Task requirements:
Write out the listing exactly as it is given.

-- Provided information follows --

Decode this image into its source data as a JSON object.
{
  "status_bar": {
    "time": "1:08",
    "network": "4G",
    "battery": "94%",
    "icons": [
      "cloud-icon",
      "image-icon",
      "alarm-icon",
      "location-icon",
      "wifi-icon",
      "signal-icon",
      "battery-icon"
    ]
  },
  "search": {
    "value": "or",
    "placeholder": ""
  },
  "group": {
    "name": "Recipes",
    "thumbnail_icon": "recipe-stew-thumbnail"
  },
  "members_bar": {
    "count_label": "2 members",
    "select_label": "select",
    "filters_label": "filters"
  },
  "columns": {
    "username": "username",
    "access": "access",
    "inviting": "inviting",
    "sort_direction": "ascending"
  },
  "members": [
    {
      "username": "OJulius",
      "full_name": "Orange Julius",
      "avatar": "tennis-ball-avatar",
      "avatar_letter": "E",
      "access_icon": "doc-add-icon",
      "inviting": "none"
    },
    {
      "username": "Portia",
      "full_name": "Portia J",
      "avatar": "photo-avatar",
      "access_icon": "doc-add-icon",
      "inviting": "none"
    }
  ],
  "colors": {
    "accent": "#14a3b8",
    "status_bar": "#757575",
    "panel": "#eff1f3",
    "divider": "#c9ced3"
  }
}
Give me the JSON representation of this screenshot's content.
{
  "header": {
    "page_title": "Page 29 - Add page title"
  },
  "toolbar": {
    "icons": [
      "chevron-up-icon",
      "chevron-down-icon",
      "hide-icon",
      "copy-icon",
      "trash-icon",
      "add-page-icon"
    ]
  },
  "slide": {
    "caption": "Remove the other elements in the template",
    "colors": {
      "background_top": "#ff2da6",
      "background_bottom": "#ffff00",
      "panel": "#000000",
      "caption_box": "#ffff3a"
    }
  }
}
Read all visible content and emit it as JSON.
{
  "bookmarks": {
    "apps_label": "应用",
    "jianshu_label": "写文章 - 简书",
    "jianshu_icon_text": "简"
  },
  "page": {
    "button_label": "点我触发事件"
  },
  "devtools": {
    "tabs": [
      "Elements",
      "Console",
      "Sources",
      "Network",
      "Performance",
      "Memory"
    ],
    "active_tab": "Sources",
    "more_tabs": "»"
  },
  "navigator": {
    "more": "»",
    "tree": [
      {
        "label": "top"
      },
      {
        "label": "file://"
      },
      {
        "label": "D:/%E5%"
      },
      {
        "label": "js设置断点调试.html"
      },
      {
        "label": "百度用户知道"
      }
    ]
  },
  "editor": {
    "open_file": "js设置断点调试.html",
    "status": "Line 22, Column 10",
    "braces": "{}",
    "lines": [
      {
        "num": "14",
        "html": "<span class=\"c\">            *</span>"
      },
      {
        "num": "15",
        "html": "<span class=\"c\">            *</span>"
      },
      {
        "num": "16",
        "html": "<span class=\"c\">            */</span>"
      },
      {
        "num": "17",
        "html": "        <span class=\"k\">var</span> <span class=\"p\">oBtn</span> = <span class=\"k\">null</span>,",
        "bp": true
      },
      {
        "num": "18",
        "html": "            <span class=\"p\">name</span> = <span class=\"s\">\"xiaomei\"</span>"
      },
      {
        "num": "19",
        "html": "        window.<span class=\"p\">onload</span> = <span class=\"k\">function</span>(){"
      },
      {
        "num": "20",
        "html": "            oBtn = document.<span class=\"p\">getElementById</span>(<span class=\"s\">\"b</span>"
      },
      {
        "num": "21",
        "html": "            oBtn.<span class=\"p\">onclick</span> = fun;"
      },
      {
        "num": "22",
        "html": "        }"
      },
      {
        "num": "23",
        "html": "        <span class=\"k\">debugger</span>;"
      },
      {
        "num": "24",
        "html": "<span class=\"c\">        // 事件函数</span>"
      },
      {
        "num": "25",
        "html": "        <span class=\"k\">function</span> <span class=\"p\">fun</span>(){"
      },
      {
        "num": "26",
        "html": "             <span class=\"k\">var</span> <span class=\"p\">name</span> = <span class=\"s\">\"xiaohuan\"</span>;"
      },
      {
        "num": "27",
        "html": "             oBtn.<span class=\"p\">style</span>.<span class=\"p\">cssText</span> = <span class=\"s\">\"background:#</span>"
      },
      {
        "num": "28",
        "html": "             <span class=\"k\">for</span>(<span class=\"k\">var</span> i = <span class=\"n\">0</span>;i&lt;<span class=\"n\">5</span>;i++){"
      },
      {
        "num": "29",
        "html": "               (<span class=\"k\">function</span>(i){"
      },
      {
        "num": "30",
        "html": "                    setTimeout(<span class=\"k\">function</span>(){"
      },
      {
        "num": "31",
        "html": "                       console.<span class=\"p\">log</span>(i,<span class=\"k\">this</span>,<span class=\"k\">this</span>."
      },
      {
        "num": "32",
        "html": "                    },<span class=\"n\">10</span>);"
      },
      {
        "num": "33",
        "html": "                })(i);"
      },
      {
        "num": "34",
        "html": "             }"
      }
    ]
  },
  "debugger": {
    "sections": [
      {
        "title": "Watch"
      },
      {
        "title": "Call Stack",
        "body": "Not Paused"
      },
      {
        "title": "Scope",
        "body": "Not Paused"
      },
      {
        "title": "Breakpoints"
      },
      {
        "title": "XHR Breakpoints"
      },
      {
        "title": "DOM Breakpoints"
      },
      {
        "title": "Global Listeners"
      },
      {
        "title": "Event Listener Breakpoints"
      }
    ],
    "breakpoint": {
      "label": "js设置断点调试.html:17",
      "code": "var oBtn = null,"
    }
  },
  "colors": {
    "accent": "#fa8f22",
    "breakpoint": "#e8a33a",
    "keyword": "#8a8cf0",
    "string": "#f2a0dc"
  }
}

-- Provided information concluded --

Exercise answer:
Decode this image into its source data as a JSON object.
{
  "status_bar": {
    "time": "1:08",
    "network": "4G",
    "battery": "94%",
    "icons": [
      "cloud-icon",
      "image-icon",
      "alarm-icon",
      "location-icon",
      "wifi-icon",
      "signal-icon",
      "battery-icon"
    ]
  },
  "search": {
    "value": "or",
    "placeholder": ""
  },
  "group": {
    "name": "Recipes",
    "thumbnail_icon": "recipe-stew-thumbnail"
  },
  "members_bar": {
    "count_label": "2 members",
    "select_label": "select",
    "filters_label": "filters"
  },
  "columns": {
    "username": "username",
    "access": "access",
    "inviting": "inviting",
    "sort_direction": "ascending"
  },
  "members": [
    {
      "username": "OJulius",
      "full_name": "Orange Julius",
      "avatar": "tennis-ball-avatar",
      "avatar_letter": "E",
      "access_icon": "doc-add-icon",
      "inviting": "none"
    },
    {
      "username": "Portia",
      "full_name": "Portia J",
      "avatar": "photo-avatar",
      "access_icon": "doc-add-icon",
      "inviting": "none"
    }
  ],
  "colors": {
    "accent": "#14a3b8",
    "status_bar": "#757575",
    "panel": "#eff1f3",
    "divider": "#c9ced3"
  }
}
Give me the JSON representation of this screenshot's content.
{
  "header": {
    "page_title": "Page 29 - Add page title"
  },
  "toolbar": {
    "icons": [
      "chevron-up-icon",
      "chevron-down-icon",
      "hide-icon",
      "copy-icon",
      "trash-icon",
      "add-page-icon"
    ]
  },
  "slide": {
    "caption": "Remove the other elements in the template",
    "colors": {
      "background_top": "#ff2da6",
      "background_bottom": "#ffff00",
      "panel": "#000000",
      "caption_box": "#ffff3a"
    }
  }
}
Read all visible content and emit it as JSON.
{
  "bookmarks": {
    "apps_label": "应用",
    "jianshu_label": "写文章 - 简书",
    "jianshu_icon_text": "简"
  },
  "page": {
    "button_label": "点我触发事件"
  },
  "devtools": {
    "tabs": [
      "Elements",
      "Console",
      "Sources",
      "Network",
      "Performance",
      "Memory"
    ],
    "active_tab": "Sources",
    "more_tabs": "»"
  },
  "navigator": {
    "more": "»",
    "tree": [
      {
        "label": "top"
      },
      {
        "label": "file://"
      },
      {
        "label": "D:/%E5%"
      },
      {
        "label": "js设置断点调试.html"
      },
      {
        "label": "百度用户知道"
      }
    ]
  },
  "editor": {
    "open_file": "js设置断点调试.html",
    "status": "Line 22, Column 10",
    "braces": "{}",
    "lines": [
      {
        "num": "14",
        "html": "<span class=\"c\">            *</span>"
      },
      {
        "num": "15",
        "html": "<span class=\"c\">            *</span>"
      },
      {
        "num": "16",
        "html": "<span class=\"c\">            */</span>"
      },
      {
        "num": "17",
        "html": "        <span class=\"k\">var</span> <span class=\"p\">oBtn</span> = <span class=\"k\">null</span>,",
        "bp": true
      },
      {
        "num": "18",
        "html": "            <span class=\"p\">name</span> = <span class=\"s\">\"xiaomei\"</span>"
      },
      {
        "num": "19",
        "html": "        window.<span class=\"p\">onload</span> = <span class=\"k\">function</span>(){"
      },
      {
        "num": "20",
        "html": "            oBtn = document.<span class=\"p\">getElementById</span>(<span class=\"s\">\"b</span>"
      },
      {
        "num": "21",
        "html": "            oBtn.<span class=\"p\">onclick</span> = fun;"
      },
      {
        "num": "22",
        "html": "        }"
      },
      {
        "num": "23",
        "html": "        <span class=\"k\">debugger</span>;"
      },
      {
        "num": "24",
        "html": "<span class=\"c\">        // 事件函数</span>"
      },
      {
        "num": "25",
        "html": "        <span class=\"k\">function</span> <span class=\"p\">fun</span>(){"
      },
      {
        "num": "26",
        "html": "             <span class=\"k\">var</span> <span class=\"p\">name</span> = <span class=\"s\">\"xiaohuan\"</span>;"
      },
      {
        "num": "27",
        "html": "             oBtn.<span class=\"p\">style</span>.<span class=\"p\">cssText</span> = <span class=\"s\">\"background:#</span>"
      },
      {
        "num": "28",
        "html": "             <span class=\"k\">for</span>(<span class=\"k\">var</span> i = <span class=\"n\">0</span>;i&lt;<span class=\"n\">5</span>;i++){"
      },
      {
        "num": "29",
        "html": "               (<span class=\"k\">function</span>(i){"
      },
      {
        "num": "30",
        "html": "                    setTimeout(<span class=\"k\">function</span>(){"
      },
      {
        "num": "31",
        "html": "                       console.<span class=\"p\">log</span>(i,<span class=\"k\">this</span>,<span class=\"k\">this</span>."
      },
      {
        "num": "32",
        "html": "                    },<span class=\"n\">10</span>);"
      },
      {
        "num": "33",
        "html": "                })(i);"
      },
      {
        "num": "34",
        "html": "             }"
      }
    ]
  },
  "debugger": {
    "sections": [
      {
        "title": "Watch"
      },
      {
        "title": "Call Stack",
        "body": "Not Paused"
      },
      {
        "title": "Scope",
        "body": "Not Paused"
      },
      {
        "title": "Breakpoints"
      },
      {
        "title": "XHR Breakpoints"
      },
      {
        "title": "DOM Breakpoints"
      },
      {
        "title": "Global Listeners"
      },
      {
        "title": "Event Listener Breakpoints"
      }
    ],
    "breakpoint": {
      "label": "js设置断点调试.html:17",
      "code": "var oBtn = null,"
    }
  },
  "colors": {
    "accent": "#fa8f22",
    "breakpoint": "#e8a33a",
    "keyword": "#8a8cf0",
    "string": "#f2a0dc"
  }
}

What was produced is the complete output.